Will the Minister recognise that we may have a referendum or an election before many would wish either to happen? Is it not prudent, therefore, to take some steps to regulate political advertising, both online and digitally, to try to get an imprint on every political advertisement and to bring political advertising back under the requirement to say who paid for it?
I entirely agree with the noble Baroness. I welcome what Facebook has already done in identifying political advertisements on its system. A review of online advertising was announced on 12 February to look into what is called the advertising ecosystem. As regards digital imprints, I agree with the noble Baroness; we announced two weeks ago that we agreed in principle that there should be an imprint on digital advertising, as there is on printed material, and we are about to consult on exactly what that should cover and when it should be introduced. But again, were there to be a referendum in the near future, there would need to be specific legislation to deal with it.
My Lords, I am not wildly enthusiastic about referenda—I was not enthusiastic the first time round and I am not for a second one. Would it not be better to take action now to create the circumstances in which we can have a proper national debate about what we want rather than what we do not want, which would best be facilitated by revoking Article 50?
As the noble Lord will know, that is not the Government’s policy, nor would it be consistent with the decision of the electorate two years ago. To return to the first part of his question, I agree that we should have a debate. A good report on referendums was produced by the Constitution Unit at UCL, on which the noble and right reverend Lord, Lord Eames, sat, together with Jenny Watson, the chair of the Electoral Commission. There have been other reports on referendums, which I mentioned in my original reply. I agree wholeheartedly that we could have a useful debate. I am not in favour of a royal commission—we do not have time for that.
My noble friend has referred to deadlock. Does he agree that the answer to that is to hold a further referendum?
I think I heard the question of my noble friend Lord Hailsham more clearly than the one behind me. I think my noble friend said that we should have another referendum. If he wants another referendum, and if there is enough support for it in the other place—which at the moment looks doubtful—everyone in the other place who wants another referendum should vote for the deal.
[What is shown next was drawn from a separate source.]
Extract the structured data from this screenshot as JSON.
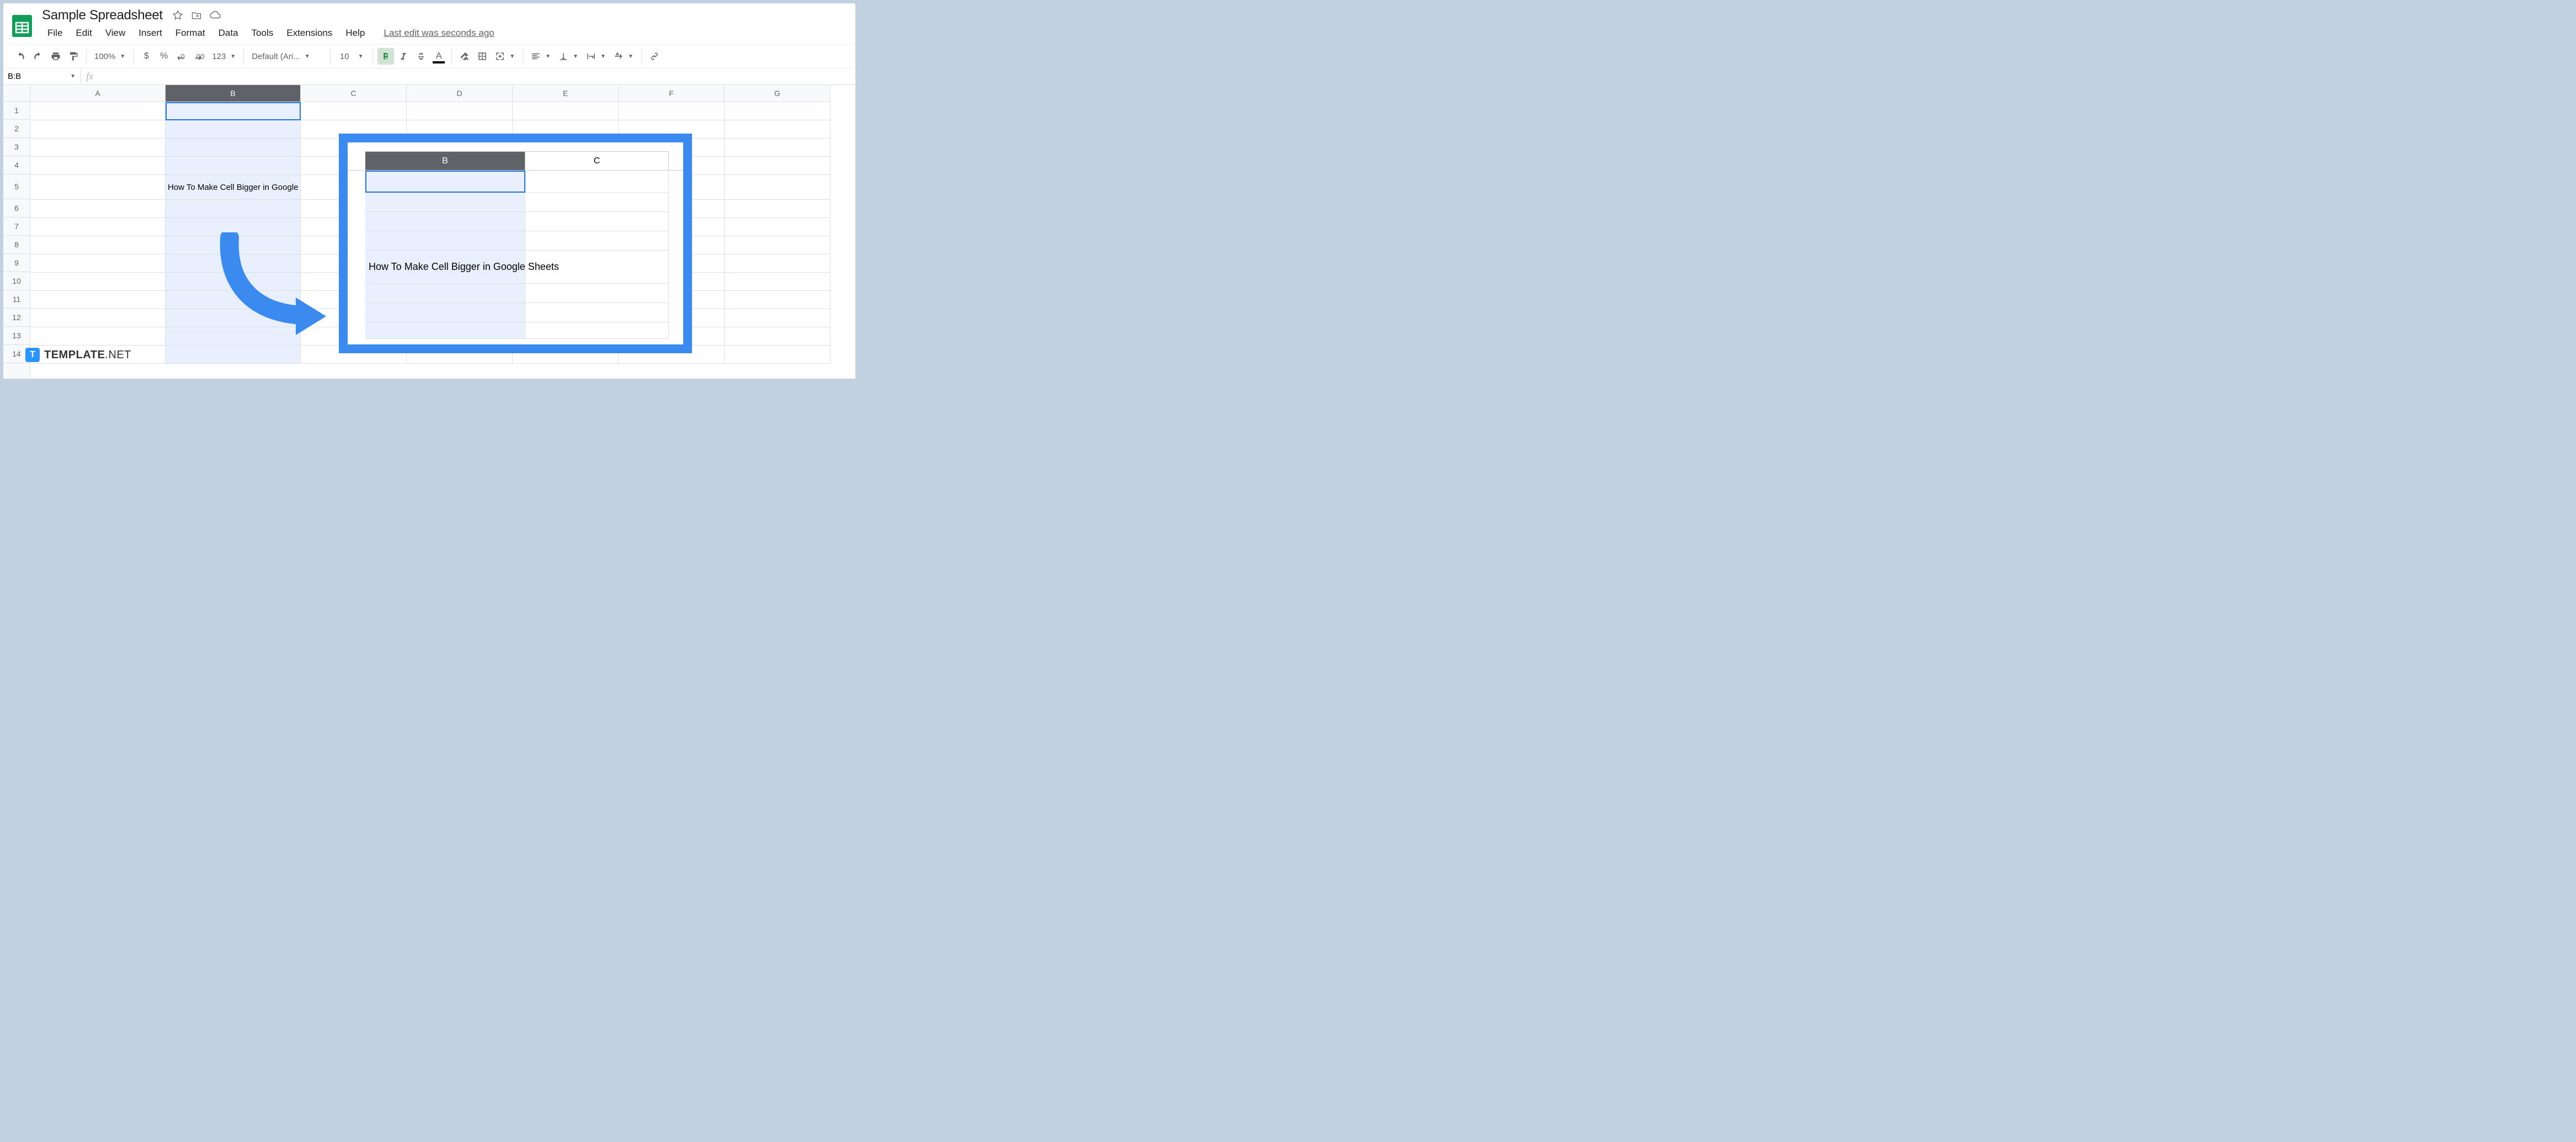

They can then seek to amend the legislation to facilitate a referendum, but without a deal and without a Bill, you cannot have a referendum.
Does my noble friend not agree that the most important thing to decide is that we should never again allow a Government to spend vast amounts of taxpayers’ money on the subject of the referendum immediately before it then declares the campaign open? We had Project Fear last time: a whole load of tax-financed rubbish designed to influence the outcome. That should be prohibited.
I am not sure whether my noble friend is against referendums.
No, I said government spending on one side.
Ah. The legislation in the PPERA guaranteed that were there to be a referendum, there would be a certain amount of public support for both sides. I think my noble friend is referring to the leaflet issued by the government. Again, that is in accordance with the legislation, which is exactly what happened in the 1975 referendum: leaflets were issued on the Government’s behalf setting out their view.